With few Christians in Japan, Sunday is not a day of worship. It is, however, the only day most people have with their family. Until a couple of years ago, students had school on Saturdays and even now they have school sports practice every day except Sunday. The workweek for most men is six days long, so the weekend is actually just one day, and we are not ones for wasting it. It is my opinion that the reason why so few people in Japan have yards is that they don’t want to lose their only day off to yard work.
Our Sunday usually starts with a big breakfast. When I can get imported whole-wheat flour and butter, we have pancakes, but otherwise it’s a traditional Japanese breakfast. Miso soup, a glycemic-index-busting bowlful of white rice, small chopped pickles, and fresh tofu from the tofu truck are standard fare. Even my son gets excited when he hears the strains of music from the small truck that sells tofu. People crowd around just as we did as kids in Canada around the ice cream truck.
Sometimes we add a grilled fish to this — most Japanese families will grill a whole mackerel, but I have to admit this makes me queasy so I cut off the head. Grilling isn’t done outside on a barbeque; it’s done in the fish grill under our stove.
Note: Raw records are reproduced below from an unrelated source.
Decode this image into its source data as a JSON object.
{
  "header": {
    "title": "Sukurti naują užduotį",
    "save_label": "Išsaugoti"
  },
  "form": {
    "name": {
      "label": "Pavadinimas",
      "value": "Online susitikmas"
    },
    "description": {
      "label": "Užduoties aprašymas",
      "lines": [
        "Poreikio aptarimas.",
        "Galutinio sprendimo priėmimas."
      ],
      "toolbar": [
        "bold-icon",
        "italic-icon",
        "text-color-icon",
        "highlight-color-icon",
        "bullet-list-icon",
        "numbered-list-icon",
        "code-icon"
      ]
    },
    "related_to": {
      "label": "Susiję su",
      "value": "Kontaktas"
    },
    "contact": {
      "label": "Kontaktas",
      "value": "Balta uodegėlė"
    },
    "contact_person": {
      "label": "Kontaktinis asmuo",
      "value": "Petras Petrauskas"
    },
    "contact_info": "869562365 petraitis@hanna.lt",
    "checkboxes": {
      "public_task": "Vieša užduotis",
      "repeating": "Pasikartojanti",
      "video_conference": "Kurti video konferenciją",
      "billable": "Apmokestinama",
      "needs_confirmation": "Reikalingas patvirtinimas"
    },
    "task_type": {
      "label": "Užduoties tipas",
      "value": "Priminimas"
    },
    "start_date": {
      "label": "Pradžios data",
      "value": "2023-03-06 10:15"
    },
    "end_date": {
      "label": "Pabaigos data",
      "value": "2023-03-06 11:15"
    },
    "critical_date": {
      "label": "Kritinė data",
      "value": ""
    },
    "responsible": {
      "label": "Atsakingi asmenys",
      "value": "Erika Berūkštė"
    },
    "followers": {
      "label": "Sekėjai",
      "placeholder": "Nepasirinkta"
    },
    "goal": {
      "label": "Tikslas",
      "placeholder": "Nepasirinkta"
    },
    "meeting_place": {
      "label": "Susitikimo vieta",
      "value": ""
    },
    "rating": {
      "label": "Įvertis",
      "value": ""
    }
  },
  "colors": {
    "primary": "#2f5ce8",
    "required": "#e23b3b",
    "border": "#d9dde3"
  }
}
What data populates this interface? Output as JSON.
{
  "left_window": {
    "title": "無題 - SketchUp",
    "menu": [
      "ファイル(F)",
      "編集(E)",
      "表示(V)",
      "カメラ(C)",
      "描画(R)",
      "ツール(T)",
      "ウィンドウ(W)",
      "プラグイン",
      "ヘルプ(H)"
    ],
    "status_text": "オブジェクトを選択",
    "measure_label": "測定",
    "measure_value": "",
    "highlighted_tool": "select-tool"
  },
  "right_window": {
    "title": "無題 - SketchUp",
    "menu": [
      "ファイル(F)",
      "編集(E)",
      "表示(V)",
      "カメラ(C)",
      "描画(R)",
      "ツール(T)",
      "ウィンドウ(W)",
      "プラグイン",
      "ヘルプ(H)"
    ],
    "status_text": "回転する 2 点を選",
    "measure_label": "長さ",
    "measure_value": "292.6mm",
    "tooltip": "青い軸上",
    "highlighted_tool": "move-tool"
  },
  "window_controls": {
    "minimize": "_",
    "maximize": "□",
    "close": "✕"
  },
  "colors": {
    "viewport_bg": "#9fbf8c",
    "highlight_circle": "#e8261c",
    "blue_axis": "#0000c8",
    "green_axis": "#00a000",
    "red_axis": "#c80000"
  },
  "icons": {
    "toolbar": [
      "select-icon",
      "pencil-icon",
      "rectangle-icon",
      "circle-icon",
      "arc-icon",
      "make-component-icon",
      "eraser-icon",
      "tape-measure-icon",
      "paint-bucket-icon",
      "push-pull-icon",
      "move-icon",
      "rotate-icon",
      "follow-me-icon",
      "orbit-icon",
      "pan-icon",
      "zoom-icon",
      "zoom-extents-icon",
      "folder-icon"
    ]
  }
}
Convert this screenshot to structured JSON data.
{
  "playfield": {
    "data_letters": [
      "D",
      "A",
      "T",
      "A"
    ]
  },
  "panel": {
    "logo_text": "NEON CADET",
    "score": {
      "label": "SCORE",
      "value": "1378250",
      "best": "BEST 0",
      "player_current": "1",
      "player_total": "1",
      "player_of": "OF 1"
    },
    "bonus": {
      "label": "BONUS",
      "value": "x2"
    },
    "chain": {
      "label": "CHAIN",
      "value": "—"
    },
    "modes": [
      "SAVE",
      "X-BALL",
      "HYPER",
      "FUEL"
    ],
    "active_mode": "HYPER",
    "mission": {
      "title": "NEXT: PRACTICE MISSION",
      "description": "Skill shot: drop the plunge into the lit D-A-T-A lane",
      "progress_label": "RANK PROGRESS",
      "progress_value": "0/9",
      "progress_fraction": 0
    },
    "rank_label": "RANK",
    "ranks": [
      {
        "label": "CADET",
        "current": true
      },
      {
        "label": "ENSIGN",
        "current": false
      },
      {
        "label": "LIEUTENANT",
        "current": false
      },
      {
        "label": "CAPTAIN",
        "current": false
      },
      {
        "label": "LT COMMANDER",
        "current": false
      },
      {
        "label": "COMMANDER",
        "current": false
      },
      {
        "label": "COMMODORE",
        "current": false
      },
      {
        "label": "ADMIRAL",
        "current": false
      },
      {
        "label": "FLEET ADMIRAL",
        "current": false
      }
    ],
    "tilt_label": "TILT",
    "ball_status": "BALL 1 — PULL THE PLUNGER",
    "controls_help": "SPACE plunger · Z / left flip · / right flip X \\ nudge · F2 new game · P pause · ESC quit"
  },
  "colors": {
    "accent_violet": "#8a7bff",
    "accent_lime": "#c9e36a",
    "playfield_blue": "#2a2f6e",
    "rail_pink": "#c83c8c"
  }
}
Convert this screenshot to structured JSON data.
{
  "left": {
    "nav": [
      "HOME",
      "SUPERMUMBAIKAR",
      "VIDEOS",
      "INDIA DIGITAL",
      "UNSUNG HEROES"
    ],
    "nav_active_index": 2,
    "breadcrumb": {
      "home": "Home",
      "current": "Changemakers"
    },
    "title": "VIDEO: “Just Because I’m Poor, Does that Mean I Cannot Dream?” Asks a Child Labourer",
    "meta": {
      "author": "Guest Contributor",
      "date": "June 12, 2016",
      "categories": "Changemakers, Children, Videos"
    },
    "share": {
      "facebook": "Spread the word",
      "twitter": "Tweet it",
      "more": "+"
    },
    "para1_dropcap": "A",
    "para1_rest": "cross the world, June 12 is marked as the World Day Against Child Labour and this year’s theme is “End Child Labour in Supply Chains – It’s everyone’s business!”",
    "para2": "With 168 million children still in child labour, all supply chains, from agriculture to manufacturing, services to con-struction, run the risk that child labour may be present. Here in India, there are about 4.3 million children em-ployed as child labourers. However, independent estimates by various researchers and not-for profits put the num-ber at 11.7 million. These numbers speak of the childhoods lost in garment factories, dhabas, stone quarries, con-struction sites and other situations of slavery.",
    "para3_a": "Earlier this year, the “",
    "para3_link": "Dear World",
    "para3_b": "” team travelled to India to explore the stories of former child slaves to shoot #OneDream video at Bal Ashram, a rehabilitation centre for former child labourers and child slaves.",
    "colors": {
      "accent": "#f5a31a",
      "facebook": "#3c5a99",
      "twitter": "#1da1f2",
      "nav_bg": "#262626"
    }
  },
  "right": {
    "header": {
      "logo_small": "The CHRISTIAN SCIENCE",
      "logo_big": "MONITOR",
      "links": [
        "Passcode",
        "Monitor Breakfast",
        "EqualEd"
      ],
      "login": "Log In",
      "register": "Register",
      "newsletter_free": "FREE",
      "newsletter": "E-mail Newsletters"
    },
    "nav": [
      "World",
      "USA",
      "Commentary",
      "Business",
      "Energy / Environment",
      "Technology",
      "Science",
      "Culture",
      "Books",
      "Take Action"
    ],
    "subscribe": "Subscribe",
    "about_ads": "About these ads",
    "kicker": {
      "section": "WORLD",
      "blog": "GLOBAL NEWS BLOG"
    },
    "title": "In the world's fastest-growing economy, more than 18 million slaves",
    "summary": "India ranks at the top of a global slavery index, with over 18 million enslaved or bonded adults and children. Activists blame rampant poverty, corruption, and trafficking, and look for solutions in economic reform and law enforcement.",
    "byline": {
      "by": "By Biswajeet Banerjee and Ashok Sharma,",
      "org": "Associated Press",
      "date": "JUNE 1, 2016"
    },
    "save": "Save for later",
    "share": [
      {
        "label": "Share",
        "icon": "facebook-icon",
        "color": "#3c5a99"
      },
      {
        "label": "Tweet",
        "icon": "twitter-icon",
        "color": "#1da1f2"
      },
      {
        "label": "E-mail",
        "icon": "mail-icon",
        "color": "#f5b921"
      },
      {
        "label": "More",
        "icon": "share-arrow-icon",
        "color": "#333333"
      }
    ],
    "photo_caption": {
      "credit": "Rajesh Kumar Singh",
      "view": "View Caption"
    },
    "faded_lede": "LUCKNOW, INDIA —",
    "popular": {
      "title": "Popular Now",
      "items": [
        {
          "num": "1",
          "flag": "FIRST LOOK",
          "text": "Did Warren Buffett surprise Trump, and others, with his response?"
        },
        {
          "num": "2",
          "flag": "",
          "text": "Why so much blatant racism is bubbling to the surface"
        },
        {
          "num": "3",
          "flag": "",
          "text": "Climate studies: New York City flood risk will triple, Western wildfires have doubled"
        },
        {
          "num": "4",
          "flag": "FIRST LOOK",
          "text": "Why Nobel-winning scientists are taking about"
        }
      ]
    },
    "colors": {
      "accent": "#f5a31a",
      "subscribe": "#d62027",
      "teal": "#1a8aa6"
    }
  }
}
The stove reminds me of the Bunsen burners we used in high school chemistry — just two rings (ever tried cooking a traditional Christmas dinner with just two burners?) on top of a small fish grill.
With a hearty breakfast in our tummies, we like to spend Sunday mornings in the water somewhere. Japan is long but not wide, so no one is ever too far from the sea. We’re only a 20-minute walk from the beach, and most summer Sundays will find us knee deep in sand under the watchful eye of our resident volcano, Sakurajima. We actually start going early in spring, when the little-necked clams are plentiful. There’s nothing like eating miso soup with clams you dug up yourself during low tide earlier that day.
The sea is still warm enough to swim in come October, but you would be hard-pressed to find someone willing to brave the onslaught of jellyfish. That’s why fall and winter are time for onsen (natural hot spas)! Due to the lava running under the mountain range from our volcanoes, there’s a plethora of spots where you can soak your weary bones. From inside a fancy hotel, to a beach where you get shoveled into warm sand, or co-ed holes in the mountainside, there is no shortage of places to get naked and relax. Getting your kit off with random old people, not to mention your family, can be a little intimidating at first, but you do get used to it. I have gotten pretty good at using a small towel to hide all the important parts. (I wonder if that is something I could use to pad my résumé.)
Of course, all that water builds up an appetite. One thing Japan does really well is lunch. Almost every restaurant has a lunch set, which comes with soup, salad, an entrée, rice or bread, and a dessert. Ten dollars is the average price for a lunch that would usually go for three times that price in the evening. Lunch comes with quick and attentive service, which luckily requires no tipping. Sunday lunch, with no dishes to wash, is my favorite time of the week.
Whether home for a lie-in or out and about, most people in Japan stop what they are doing early Sunday afternoon to watch the national pastime on TV. No, not baseball. Not sumo, either. What then? Karaoke, of course! Everyone loves Nodojiman, the show that travels around to different locales in Japan (and sometimes Asia) looking for the best singers. It’s the original American Idol.
Sunday afternoon is the time for driving. Tokyoites try to get out of the city, and suburbanites head in, making Sunday afternoon one of the heaviest times for traffic. My favorite destination is the Kirishima mountain range. From grass-boarding to glassblowing and everything in between, there is no shortage of nature or family activities. I especially like the Open Air Museum, which features a huge park in which you can find art that blends in with its surroundings — better than anything I’ve ever seen. There’s an indoor museum for rainy days, featuring fatalistic modern art by Yoko Ono and an interactive exhibit of a set of furniture that can be played like drums.
No matter how much you stuff yourself on lunch, everyone is hungry by suppertime. There’s nothing quite so Japanese as going to an outdoor stall for ramen noodles or chicken on a stick. Finish it off with a nice glass of shochu (Japanese vodka) on the rocks, and there you have my perfect Sunday!